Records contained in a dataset

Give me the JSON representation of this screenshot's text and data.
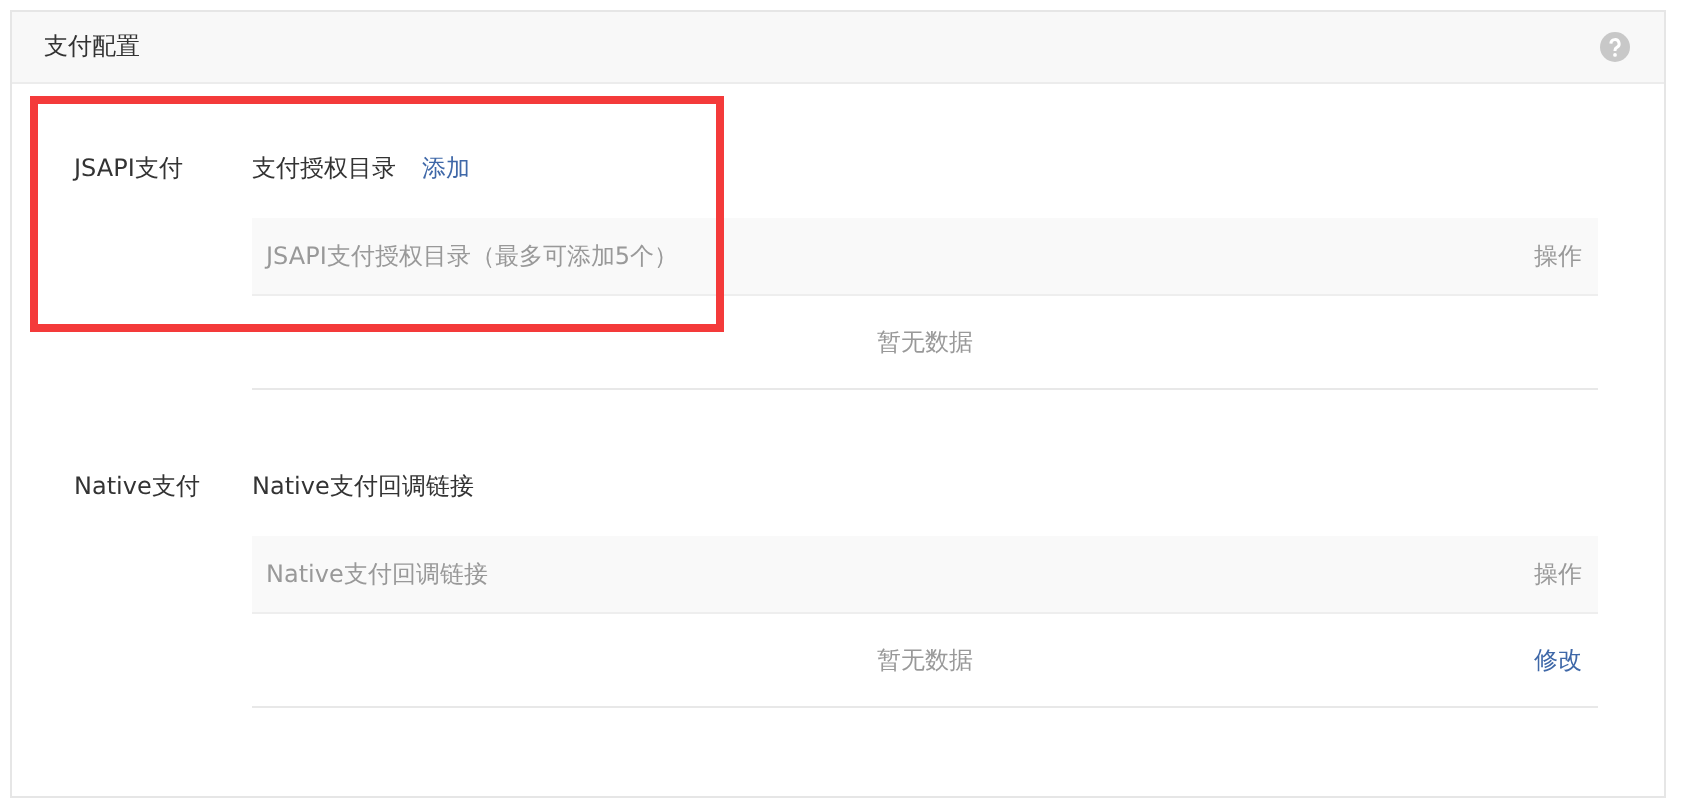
{
  "panel": {
    "title": "支付配置"
  },
  "sections": [
    {
      "label": "JSAPI支付",
      "heading": "支付授权目录",
      "heading_link": "添加",
      "highlighted": true,
      "table": {
        "columns": [
          "JSAPI支付授权目录（最多可添加5个）",
          "操作"
        ],
        "empty_text": "暂无数据"
      }
    },
    {
      "label": "Native支付",
      "heading": "Native支付回调链接",
      "highlighted": false,
      "table": {
        "columns": [
          "Native支付回调链接",
          "操作"
        ],
        "empty_text": "暂无数据",
        "row_action": "修改"
      }
    }
  ]
}
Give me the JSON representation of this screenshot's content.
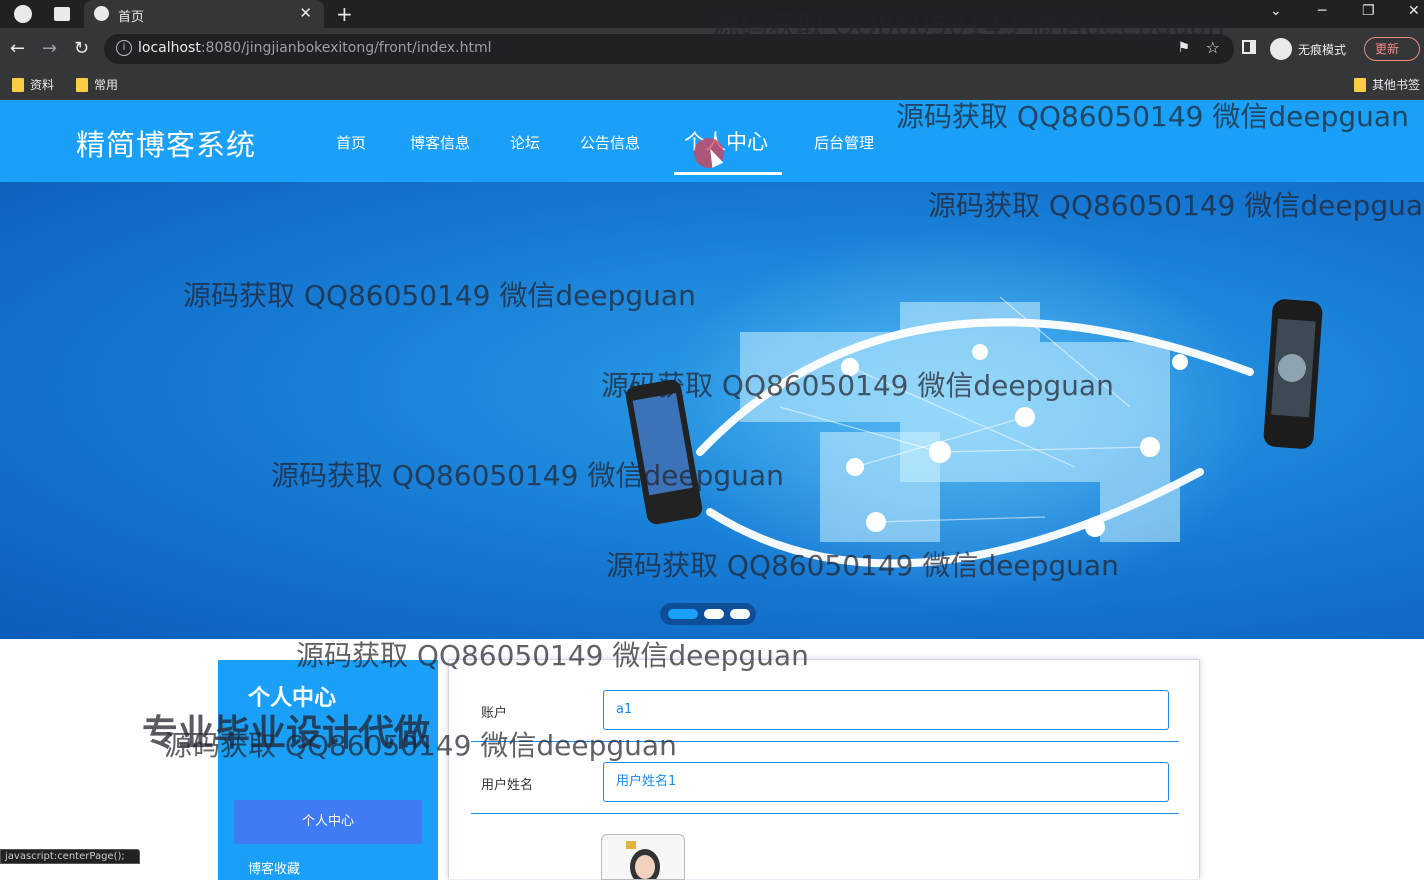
{
  "browser": {
    "tab_title": "首页",
    "url_host": "localhost",
    "url_rest": ":8080/jingjianbokexitong/front/index.html",
    "incognito_label": "无痕模式",
    "update_label": "更新",
    "bookmarks": [
      "资料",
      "常用"
    ],
    "bookmarks_other": "其他书签",
    "status_text": "javascript:centerPage();"
  },
  "site": {
    "logo": "精简博客系统",
    "nav": [
      {
        "label": "首页"
      },
      {
        "label": "博客信息"
      },
      {
        "label": "论坛"
      },
      {
        "label": "公告信息"
      },
      {
        "label": "个人中心",
        "active": true
      },
      {
        "label": "后台管理"
      }
    ]
  },
  "carousel": {
    "slides": 3,
    "active_index": 0
  },
  "sidebar": {
    "title": "个人中心",
    "button_label": "个人中心",
    "next_item": "博客收藏"
  },
  "form": {
    "account_label": "账户",
    "account_value": "a1",
    "username_label": "用户姓名",
    "username_value": "用户姓名1"
  },
  "watermark": {
    "text": "源码获取 QQ86050149 微信deepguan",
    "big_text": "专业毕业设计代做"
  },
  "colors": {
    "header_blue": "#1aa0f8",
    "button_blue": "#3f7cf4",
    "input_border": "#1a8cf0"
  }
}
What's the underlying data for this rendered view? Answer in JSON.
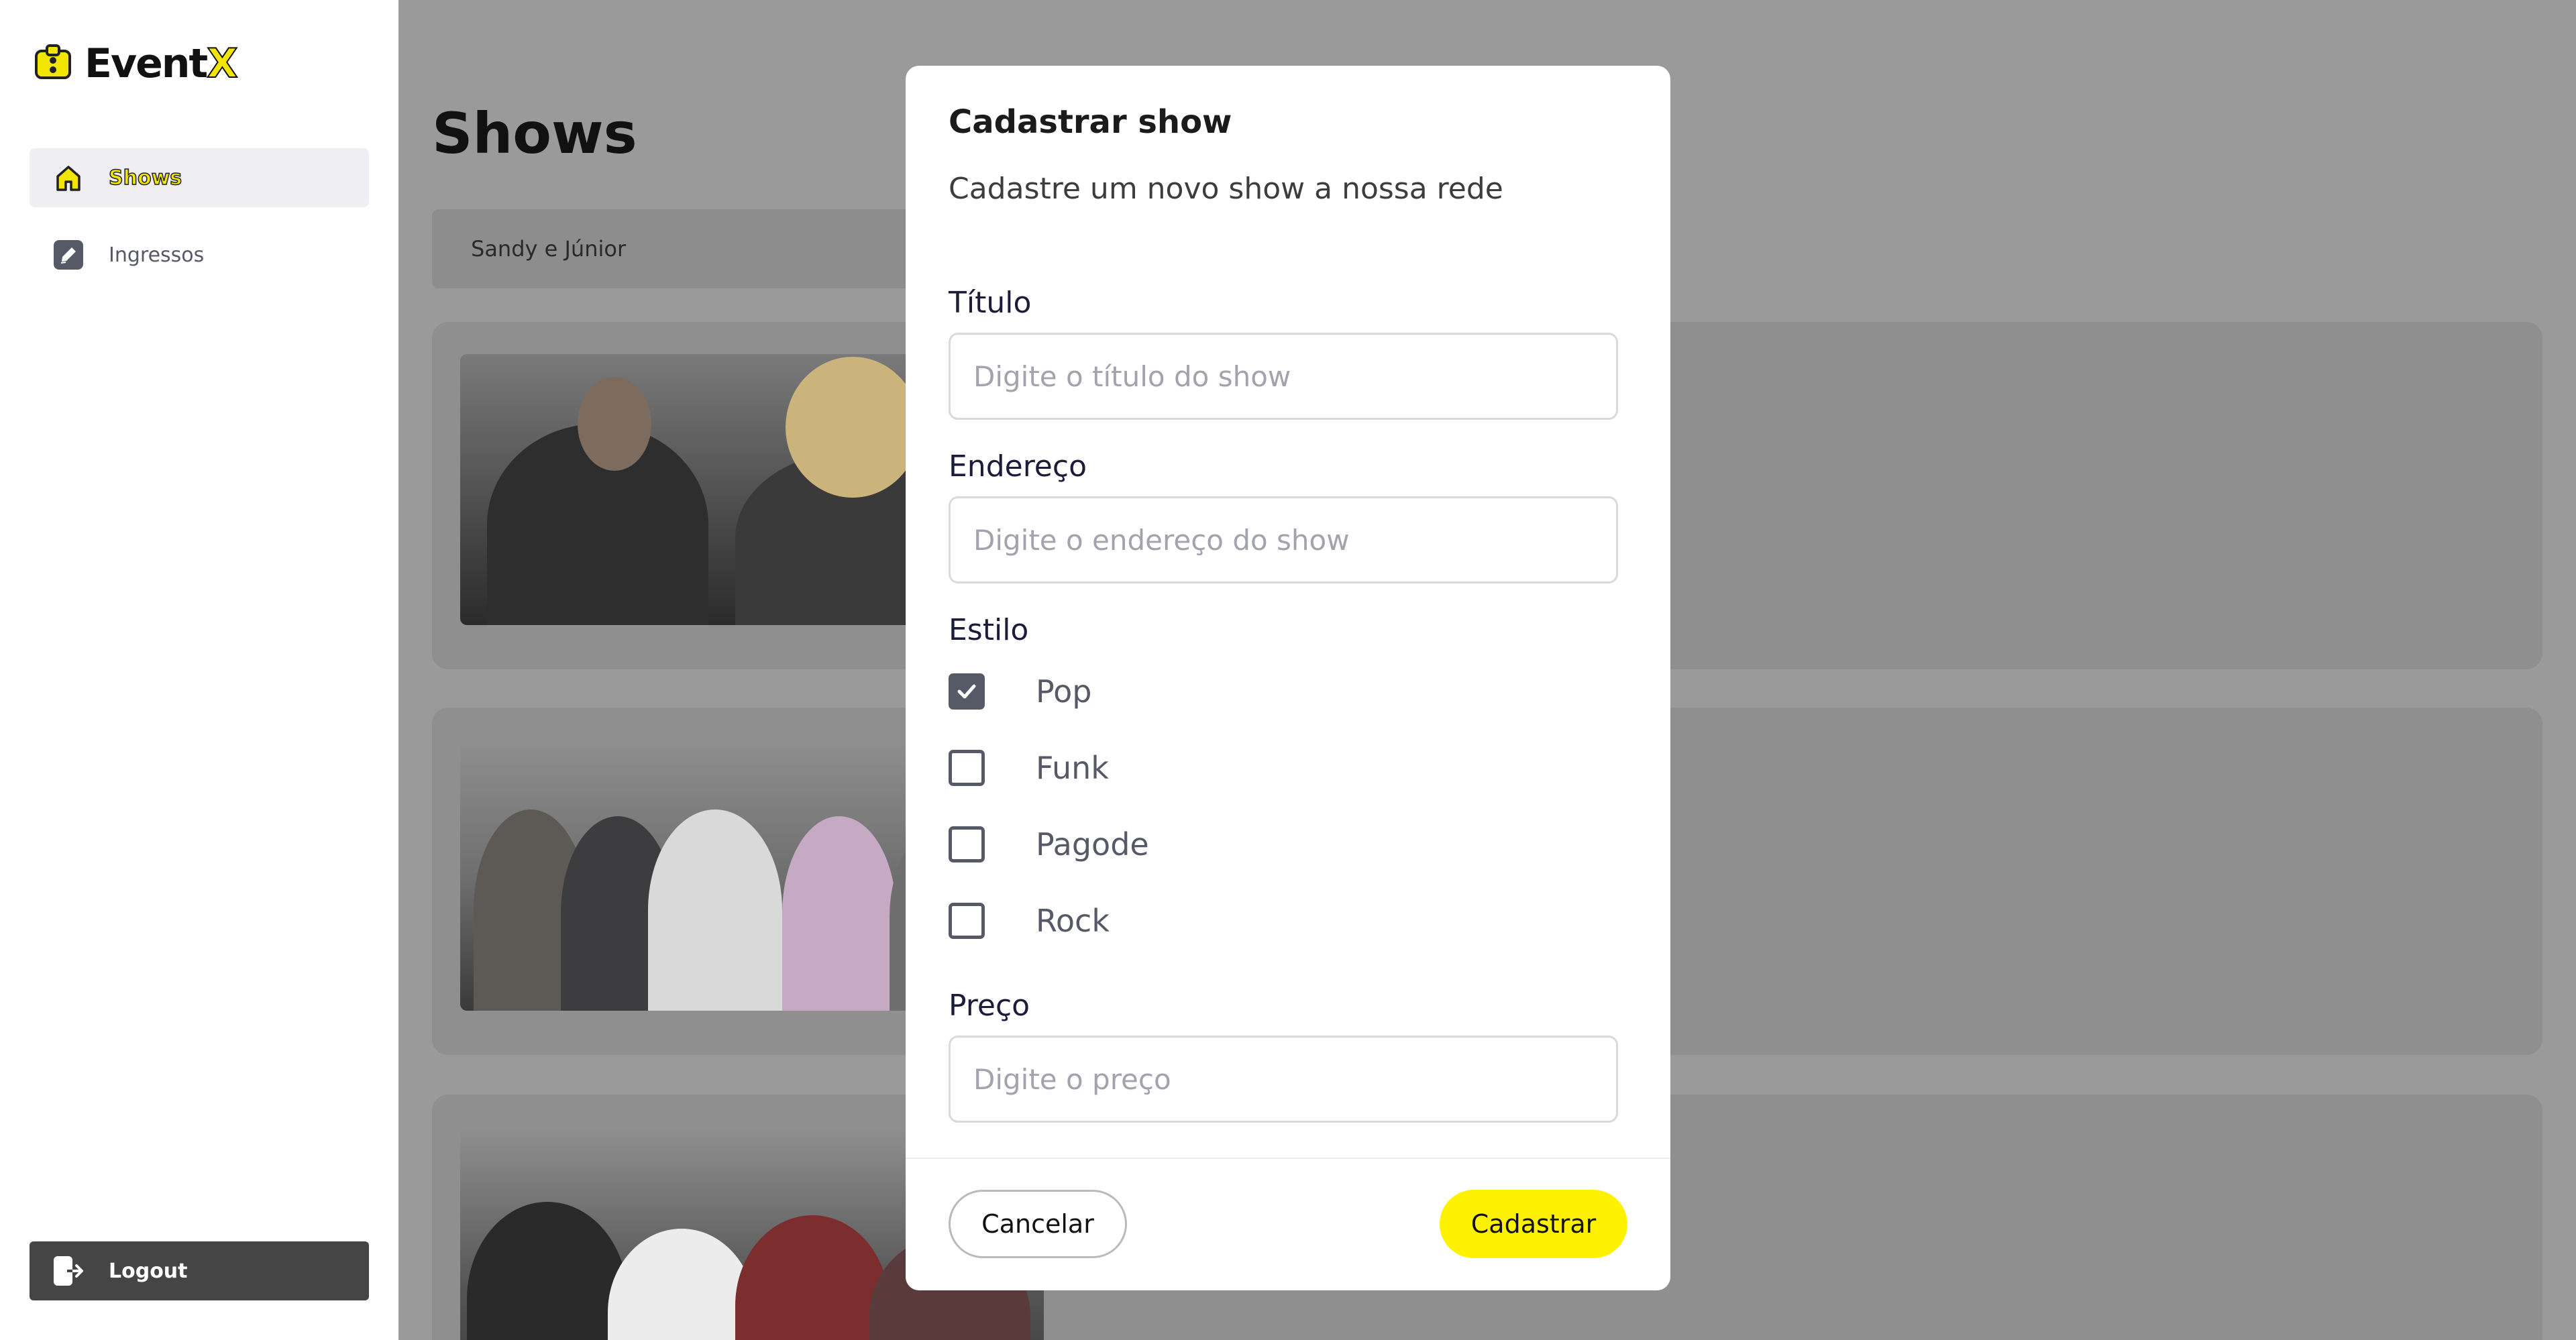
{
  "app": {
    "logo_text": "Event",
    "logo_accent": "X"
  },
  "sidebar": {
    "items": [
      {
        "label": "Shows",
        "icon": "home-icon",
        "active": true
      },
      {
        "label": "Ingressos",
        "icon": "edit-icon",
        "active": false
      }
    ],
    "logout_label": "Logout"
  },
  "main": {
    "title": "Shows",
    "search_value": "Sandy e Júnior"
  },
  "modal": {
    "title": "Cadastrar show",
    "subtitle": "Cadastre um novo show a nossa rede",
    "fields": {
      "titulo": {
        "label": "Título",
        "placeholder": "Digite o título do show",
        "value": ""
      },
      "endereco": {
        "label": "Endereço",
        "placeholder": "Digite o endereço do show",
        "value": ""
      },
      "preco": {
        "label": "Preço",
        "placeholder": "Digite o preço",
        "value": ""
      }
    },
    "estilo": {
      "label": "Estilo",
      "options": [
        {
          "label": "Pop",
          "checked": true
        },
        {
          "label": "Funk",
          "checked": false
        },
        {
          "label": "Pagode",
          "checked": false
        },
        {
          "label": "Rock",
          "checked": false
        }
      ]
    },
    "cancel_label": "Cancelar",
    "submit_label": "Cadastrar"
  },
  "colors": {
    "accent": "#fff200",
    "overlay": "#9a9a9a",
    "text_muted": "#555a66"
  }
}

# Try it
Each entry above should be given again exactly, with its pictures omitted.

# Output below
Give me the JSON representation of this screenshot's text and data.
{
  "panel": {
    "title": "支付配置"
  },
  "sections": [
    {
      "label": "JSAPI支付",
      "heading": "支付授权目录",
      "heading_link": "添加",
      "highlighted": true,
      "table": {
        "columns": [
          "JSAPI支付授权目录（最多可添加5个）",
          "操作"
        ],
        "empty_text": "暂无数据"
      }
    },
    {
      "label": "Native支付",
      "heading": "Native支付回调链接",
      "highlighted": false,
      "table": {
        "columns": [
          "Native支付回调链接",
          "操作"
        ],
        "empty_text": "暂无数据",
        "row_action": "修改"
      }
    }
  ]
}
Give me the JSON representation of this screenshot's content.
{
  "browser": {
    "tab_title": "首页",
    "url_host": "localhost",
    "url_rest": ":8080/jingjianbokexitong/front/index.html",
    "incognito_label": "无痕模式",
    "update_label": "更新",
    "bookmarks": [
      "资料",
      "常用"
    ],
    "bookmarks_other": "其他书签",
    "status_text": "javascript:centerPage();"
  },
  "site": {
    "logo": "精简博客系统",
    "nav": [
      {
        "label": "首页"
      },
      {
        "label": "博客信息"
      },
      {
        "label": "论坛"
      },
      {
        "label": "公告信息"
      },
      {
        "label": "个人中心",
        "active": true
      },
      {
        "label": "后台管理"
      }
    ]
  },
  "carousel": {
    "slides": 3,
    "active_index": 0
  },
  "sidebar": {
    "title": "个人中心",
    "button_label": "个人中心",
    "next_item": "博客收藏"
  },
  "form": {
    "account_label": "账户",
    "account_value": "a1",
    "username_label": "用户姓名",
    "username_value": "用户姓名1"
  },
  "watermark": {
    "text": "源码获取 QQ86050149 微信deepguan",
    "big_text": "专业毕业设计代做"
  },
  "colors": {
    "header_blue": "#1aa0f8",
    "button_blue": "#3f7cf4",
    "input_border": "#1a8cf0"
  }
}
What's the underlying data for this rendered view? Answer in JSON.
{
  "app": {
    "logo_text": "Event",
    "logo_accent": "X"
  },
  "sidebar": {
    "items": [
      {
        "label": "Shows",
        "icon": "home-icon",
        "active": true
      },
      {
        "label": "Ingressos",
        "icon": "edit-icon",
        "active": false
      }
    ],
    "logout_label": "Logout"
  },
  "main": {
    "title": "Shows",
    "search_value": "Sandy e Júnior"
  },
  "modal": {
    "title": "Cadastrar show",
    "subtitle": "Cadastre um novo show a nossa rede",
    "fields": {
      "titulo": {
        "label": "Título",
        "placeholder": "Digite o título do show",
        "value": ""
      },
      "endereco": {
        "label": "Endereço",
        "placeholder": "Digite o endereço do show",
        "value": ""
      },
      "preco": {
        "label": "Preço",
        "placeholder": "Digite o preço",
        "value": ""
      }
    },
    "estilo": {
      "label": "Estilo",
      "options": [
        {
          "label": "Pop",
          "checked": true
        },
        {
          "label": "Funk",
          "checked": false
        },
        {
          "label": "Pagode",
          "checked": false
        },
        {
          "label": "Rock",
          "checked": false
        }
      ]
    },
    "cancel_label": "Cancelar",
    "submit_label": "Cadastrar"
  },
  "colors": {
    "accent": "#fff200",
    "overlay": "#9a9a9a",
    "text_muted": "#555a66"
  }
}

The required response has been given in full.